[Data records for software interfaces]

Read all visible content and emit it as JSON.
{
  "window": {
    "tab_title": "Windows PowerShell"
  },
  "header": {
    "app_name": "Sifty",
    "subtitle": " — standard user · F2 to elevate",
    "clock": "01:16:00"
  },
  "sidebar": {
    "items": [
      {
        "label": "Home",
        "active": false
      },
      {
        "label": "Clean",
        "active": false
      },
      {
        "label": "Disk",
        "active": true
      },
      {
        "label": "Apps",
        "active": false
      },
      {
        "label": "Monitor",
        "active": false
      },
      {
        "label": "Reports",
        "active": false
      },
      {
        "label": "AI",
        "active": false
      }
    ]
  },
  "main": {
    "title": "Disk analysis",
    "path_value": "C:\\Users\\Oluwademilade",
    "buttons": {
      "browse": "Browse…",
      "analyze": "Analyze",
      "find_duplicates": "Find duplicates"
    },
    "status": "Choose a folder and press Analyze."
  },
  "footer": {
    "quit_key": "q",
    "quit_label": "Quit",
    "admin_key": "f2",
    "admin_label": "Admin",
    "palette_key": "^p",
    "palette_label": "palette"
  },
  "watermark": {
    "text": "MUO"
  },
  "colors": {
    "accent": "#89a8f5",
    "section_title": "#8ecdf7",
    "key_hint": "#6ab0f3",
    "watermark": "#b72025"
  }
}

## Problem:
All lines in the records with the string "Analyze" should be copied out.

## Solution for this problem:
      "analyze": "Analyze",
    "status": "Choose a folder and press Analyze."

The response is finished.